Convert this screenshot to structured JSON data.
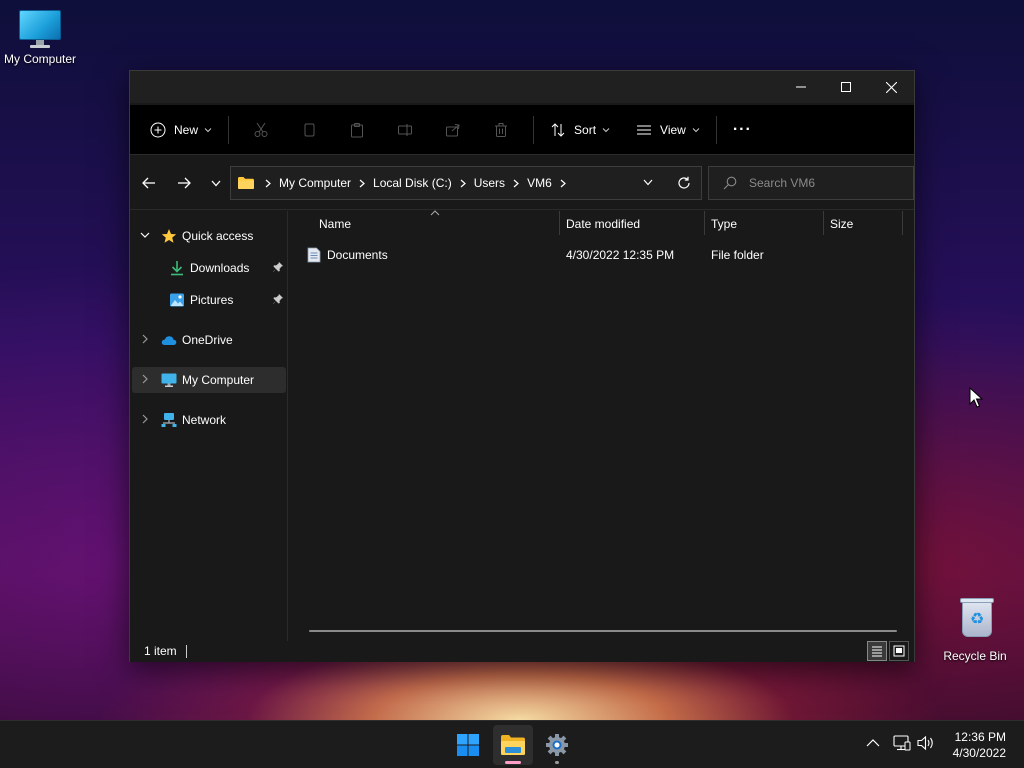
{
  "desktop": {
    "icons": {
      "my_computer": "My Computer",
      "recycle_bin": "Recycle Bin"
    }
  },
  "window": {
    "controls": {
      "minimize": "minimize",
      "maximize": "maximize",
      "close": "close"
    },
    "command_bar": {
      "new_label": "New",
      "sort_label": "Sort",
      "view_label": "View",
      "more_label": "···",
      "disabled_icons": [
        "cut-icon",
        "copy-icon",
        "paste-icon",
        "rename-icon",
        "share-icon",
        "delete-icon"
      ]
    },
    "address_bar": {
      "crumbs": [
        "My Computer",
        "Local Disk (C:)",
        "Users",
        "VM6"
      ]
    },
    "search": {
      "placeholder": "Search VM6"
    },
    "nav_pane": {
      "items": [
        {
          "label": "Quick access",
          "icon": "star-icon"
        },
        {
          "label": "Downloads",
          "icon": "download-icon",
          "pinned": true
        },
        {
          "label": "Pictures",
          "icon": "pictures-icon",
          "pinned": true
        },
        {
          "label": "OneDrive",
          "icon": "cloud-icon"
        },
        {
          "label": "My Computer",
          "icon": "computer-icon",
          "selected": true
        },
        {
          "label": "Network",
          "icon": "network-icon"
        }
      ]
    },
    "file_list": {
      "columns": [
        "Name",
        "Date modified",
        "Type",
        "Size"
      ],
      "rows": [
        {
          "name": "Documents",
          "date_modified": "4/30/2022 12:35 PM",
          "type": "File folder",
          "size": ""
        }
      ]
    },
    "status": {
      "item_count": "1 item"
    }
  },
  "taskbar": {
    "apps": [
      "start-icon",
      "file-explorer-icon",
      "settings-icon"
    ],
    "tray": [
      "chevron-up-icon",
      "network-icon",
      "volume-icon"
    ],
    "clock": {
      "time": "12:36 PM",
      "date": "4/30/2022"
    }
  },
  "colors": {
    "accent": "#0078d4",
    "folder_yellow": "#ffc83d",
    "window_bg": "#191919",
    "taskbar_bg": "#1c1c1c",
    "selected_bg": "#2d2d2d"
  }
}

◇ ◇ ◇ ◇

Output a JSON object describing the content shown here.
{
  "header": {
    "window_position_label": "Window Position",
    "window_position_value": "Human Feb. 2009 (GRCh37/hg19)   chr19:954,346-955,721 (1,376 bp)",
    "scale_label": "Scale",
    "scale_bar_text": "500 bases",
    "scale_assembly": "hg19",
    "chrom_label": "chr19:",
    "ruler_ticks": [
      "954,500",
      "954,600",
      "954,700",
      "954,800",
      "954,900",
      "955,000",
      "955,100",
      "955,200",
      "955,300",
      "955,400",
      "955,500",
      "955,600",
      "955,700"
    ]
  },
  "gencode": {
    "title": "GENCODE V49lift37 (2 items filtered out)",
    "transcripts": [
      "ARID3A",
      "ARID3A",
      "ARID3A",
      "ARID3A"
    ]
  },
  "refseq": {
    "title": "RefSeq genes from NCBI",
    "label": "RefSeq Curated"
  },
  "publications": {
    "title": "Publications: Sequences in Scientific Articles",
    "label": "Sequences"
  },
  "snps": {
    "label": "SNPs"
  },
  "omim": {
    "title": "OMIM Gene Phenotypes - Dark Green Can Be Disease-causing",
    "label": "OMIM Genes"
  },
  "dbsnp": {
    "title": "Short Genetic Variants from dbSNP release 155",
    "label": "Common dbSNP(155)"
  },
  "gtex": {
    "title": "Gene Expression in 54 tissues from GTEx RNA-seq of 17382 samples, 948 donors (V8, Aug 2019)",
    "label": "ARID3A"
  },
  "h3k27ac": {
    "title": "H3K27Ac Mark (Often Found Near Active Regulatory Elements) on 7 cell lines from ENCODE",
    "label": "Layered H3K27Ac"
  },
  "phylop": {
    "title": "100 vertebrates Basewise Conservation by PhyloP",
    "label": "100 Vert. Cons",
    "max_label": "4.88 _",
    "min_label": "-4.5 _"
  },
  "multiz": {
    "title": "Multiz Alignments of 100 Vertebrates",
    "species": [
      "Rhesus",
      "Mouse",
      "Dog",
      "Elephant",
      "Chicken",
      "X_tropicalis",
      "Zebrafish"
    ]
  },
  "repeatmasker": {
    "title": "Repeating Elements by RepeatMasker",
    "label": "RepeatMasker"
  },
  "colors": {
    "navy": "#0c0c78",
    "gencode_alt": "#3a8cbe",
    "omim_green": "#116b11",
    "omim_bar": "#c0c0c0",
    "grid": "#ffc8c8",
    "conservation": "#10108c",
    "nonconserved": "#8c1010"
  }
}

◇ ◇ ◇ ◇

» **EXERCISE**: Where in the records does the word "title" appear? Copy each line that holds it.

» **REPLY TO THE TASK**:
    "title": "GENCODE V49lift37 (2 items filtered out)",
    "title": "RefSeq genes from NCBI",
    "title": "Publications: Sequences in Scientific Articles",
    "title": "OMIM Gene Phenotypes - Dark Green Can Be Disease-causing",
    "title": "Short Genetic Variants from dbSNP release 155",
    "title": "Gene Expression in 54 tissues from GTEx RNA-seq of 17382 samples, 948 donors (V8, Aug 2019)",
    "title": "H3K27Ac Mark (Often Found Near Active Regulatory Elements) on 7 cell lines from ENCODE",
    "title": "100 vertebrates Basewise Conservation by PhyloP",
    "title": "Multiz Alignments of 100 Vertebrates",
    "title": "Repeating Elements by RepeatMasker",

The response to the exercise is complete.